SUPPLIED INFORMATION: Begin

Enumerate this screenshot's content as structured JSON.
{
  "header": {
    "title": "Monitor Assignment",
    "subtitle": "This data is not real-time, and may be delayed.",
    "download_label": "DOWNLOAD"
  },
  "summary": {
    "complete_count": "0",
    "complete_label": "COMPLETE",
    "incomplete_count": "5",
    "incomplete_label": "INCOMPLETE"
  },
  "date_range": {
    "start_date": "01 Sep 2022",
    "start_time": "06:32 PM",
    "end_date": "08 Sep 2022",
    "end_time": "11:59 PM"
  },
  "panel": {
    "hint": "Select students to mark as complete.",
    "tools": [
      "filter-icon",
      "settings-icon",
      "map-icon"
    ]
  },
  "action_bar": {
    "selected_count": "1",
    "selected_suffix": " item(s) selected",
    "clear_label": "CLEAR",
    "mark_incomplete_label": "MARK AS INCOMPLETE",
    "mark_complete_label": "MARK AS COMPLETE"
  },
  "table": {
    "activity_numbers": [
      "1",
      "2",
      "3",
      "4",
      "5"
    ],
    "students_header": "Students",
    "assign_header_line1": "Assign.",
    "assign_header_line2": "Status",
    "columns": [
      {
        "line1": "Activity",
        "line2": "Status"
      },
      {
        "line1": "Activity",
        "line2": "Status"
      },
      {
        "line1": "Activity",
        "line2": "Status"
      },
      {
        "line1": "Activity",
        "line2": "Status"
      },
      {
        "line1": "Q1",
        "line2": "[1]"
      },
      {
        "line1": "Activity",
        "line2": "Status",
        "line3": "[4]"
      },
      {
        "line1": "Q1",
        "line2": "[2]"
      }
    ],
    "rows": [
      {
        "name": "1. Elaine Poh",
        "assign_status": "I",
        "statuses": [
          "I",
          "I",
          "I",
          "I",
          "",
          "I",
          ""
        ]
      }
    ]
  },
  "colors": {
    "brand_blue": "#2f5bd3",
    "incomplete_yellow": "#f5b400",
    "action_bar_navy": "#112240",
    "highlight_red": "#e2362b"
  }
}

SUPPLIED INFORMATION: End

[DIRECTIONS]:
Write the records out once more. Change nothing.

[EXERCISE RESPONSE]:
Enumerate this screenshot's content as structured JSON.
{
  "header": {
    "title": "Monitor Assignment",
    "subtitle": "This data is not real-time, and may be delayed.",
    "download_label": "DOWNLOAD"
  },
  "summary": {
    "complete_count": "0",
    "complete_label": "COMPLETE",
    "incomplete_count": "5",
    "incomplete_label": "INCOMPLETE"
  },
  "date_range": {
    "start_date": "01 Sep 2022",
    "start_time": "06:32 PM",
    "end_date": "08 Sep 2022",
    "end_time": "11:59 PM"
  },
  "panel": {
    "hint": "Select students to mark as complete.",
    "tools": [
      "filter-icon",
      "settings-icon",
      "map-icon"
    ]
  },
  "action_bar": {
    "selected_count": "1",
    "selected_suffix": " item(s) selected",
    "clear_label": "CLEAR",
    "mark_incomplete_label": "MARK AS INCOMPLETE",
    "mark_complete_label": "MARK AS COMPLETE"
  },
  "table": {
    "activity_numbers": [
      "1",
      "2",
      "3",
      "4",
      "5"
    ],
    "students_header": "Students",
    "assign_header_line1": "Assign.",
    "assign_header_line2": "Status",
    "columns": [
      {
        "line1": "Activity",
        "line2": "Status"
      },
      {
        "line1": "Activity",
        "line2": "Status"
      },
      {
        "line1": "Activity",
        "line2": "Status"
      },
      {
        "line1": "Activity",
        "line2": "Status"
      },
      {
        "line1": "Q1",
        "line2": "[1]"
      },
      {
        "line1": "Activity",
        "line2": "Status",
        "line3": "[4]"
      },
      {
        "line1": "Q1",
        "line2": "[2]"
      }
    ],
    "rows": [
      {
        "name": "1. Elaine Poh",
        "assign_status": "I",
        "statuses": [
          "I",
          "I",
          "I",
          "I",
          "",
          "I",
          ""
        ]
      }
    ]
  },
  "colors": {
    "brand_blue": "#2f5bd3",
    "incomplete_yellow": "#f5b400",
    "action_bar_navy": "#112240",
    "highlight_red": "#e2362b"
  }
}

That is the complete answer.